Goal of the exercise: The complete listing should be copied out exactly.

Data to examine:

....

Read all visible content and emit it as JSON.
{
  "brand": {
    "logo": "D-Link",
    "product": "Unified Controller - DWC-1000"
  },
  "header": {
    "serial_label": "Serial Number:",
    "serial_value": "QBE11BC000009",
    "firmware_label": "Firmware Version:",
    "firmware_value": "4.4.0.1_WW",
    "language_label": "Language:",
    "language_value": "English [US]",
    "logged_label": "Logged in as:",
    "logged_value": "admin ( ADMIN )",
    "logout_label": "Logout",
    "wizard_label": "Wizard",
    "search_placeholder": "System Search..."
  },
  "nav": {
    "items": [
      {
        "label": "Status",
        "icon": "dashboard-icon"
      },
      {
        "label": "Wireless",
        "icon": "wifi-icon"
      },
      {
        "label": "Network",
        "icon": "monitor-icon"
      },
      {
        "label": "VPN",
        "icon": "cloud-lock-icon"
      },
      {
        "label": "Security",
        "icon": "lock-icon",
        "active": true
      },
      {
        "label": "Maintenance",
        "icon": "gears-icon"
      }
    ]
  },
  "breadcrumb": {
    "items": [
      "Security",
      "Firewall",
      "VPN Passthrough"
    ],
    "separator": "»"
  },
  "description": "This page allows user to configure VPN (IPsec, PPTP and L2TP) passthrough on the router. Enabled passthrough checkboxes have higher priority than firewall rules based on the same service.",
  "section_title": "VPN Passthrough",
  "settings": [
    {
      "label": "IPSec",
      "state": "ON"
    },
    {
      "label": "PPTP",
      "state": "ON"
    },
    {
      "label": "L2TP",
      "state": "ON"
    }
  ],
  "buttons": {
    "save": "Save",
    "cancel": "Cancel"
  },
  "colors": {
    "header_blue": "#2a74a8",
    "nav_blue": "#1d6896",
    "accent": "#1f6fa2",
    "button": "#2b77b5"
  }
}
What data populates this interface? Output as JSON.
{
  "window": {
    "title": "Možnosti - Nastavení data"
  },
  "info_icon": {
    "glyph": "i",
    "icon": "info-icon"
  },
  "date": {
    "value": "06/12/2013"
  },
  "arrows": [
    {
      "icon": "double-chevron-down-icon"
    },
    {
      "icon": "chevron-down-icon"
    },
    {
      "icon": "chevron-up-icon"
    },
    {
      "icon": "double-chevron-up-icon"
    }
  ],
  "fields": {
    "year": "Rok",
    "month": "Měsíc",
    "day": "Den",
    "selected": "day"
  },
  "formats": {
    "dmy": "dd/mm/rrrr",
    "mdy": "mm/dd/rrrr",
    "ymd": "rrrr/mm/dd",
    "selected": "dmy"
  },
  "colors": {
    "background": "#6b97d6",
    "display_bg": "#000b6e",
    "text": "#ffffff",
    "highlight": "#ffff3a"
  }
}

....

Exercise response:
Read all visible content and emit it as JSON.
{
  "brand": {
    "logo": "D-Link",
    "product": "Unified Controller - DWC-1000"
  },
  "header": {
    "serial_label": "Serial Number:",
    "serial_value": "QBE11BC000009",
    "firmware_label": "Firmware Version:",
    "firmware_value": "4.4.0.1_WW",
    "language_label": "Language:",
    "language_value": "English [US]",
    "logged_label": "Logged in as:",
    "logged_value": "admin ( ADMIN )",
    "logout_label": "Logout",
    "wizard_label": "Wizard",
    "search_placeholder": "System Search..."
  },
  "nav": {
    "items": [
      {
        "label": "Status",
        "icon": "dashboard-icon"
      },
      {
        "label": "Wireless",
        "icon": "wifi-icon"
      },
      {
        "label": "Network",
        "icon": "monitor-icon"
      },
      {
        "label": "VPN",
        "icon": "cloud-lock-icon"
      },
      {
        "label": "Security",
        "icon": "lock-icon",
        "active": true
      },
      {
        "label": "Maintenance",
        "icon": "gears-icon"
      }
    ]
  },
  "breadcrumb": {
    "items": [
      "Security",
      "Firewall",
      "VPN Passthrough"
    ],
    "separator": "»"
  },
  "description": "This page allows user to configure VPN (IPsec, PPTP and L2TP) passthrough on the router. Enabled passthrough checkboxes have higher priority than firewall rules based on the same service.",
  "section_title": "VPN Passthrough",
  "settings": [
    {
      "label": "IPSec",
      "state": "ON"
    },
    {
      "label": "PPTP",
      "state": "ON"
    },
    {
      "label": "L2TP",
      "state": "ON"
    }
  ],
  "buttons": {
    "save": "Save",
    "cancel": "Cancel"
  },
  "colors": {
    "header_blue": "#2a74a8",
    "nav_blue": "#1d6896",
    "accent": "#1f6fa2",
    "button": "#2b77b5"
  }
}
What data populates this interface? Output as JSON.
{
  "window": {
    "title": "Možnosti - Nastavení data"
  },
  "info_icon": {
    "glyph": "i",
    "icon": "info-icon"
  },
  "date": {
    "value": "06/12/2013"
  },
  "arrows": [
    {
      "icon": "double-chevron-down-icon"
    },
    {
      "icon": "chevron-down-icon"
    },
    {
      "icon": "chevron-up-icon"
    },
    {
      "icon": "double-chevron-up-icon"
    }
  ],
  "fields": {
    "year": "Rok",
    "month": "Měsíc",
    "day": "Den",
    "selected": "day"
  },
  "formats": {
    "dmy": "dd/mm/rrrr",
    "mdy": "mm/dd/rrrr",
    "ymd": "rrrr/mm/dd",
    "selected": "dmy"
  },
  "colors": {
    "background": "#6b97d6",
    "display_bg": "#000b6e",
    "text": "#ffffff",
    "highlight": "#ffff3a"
  }
}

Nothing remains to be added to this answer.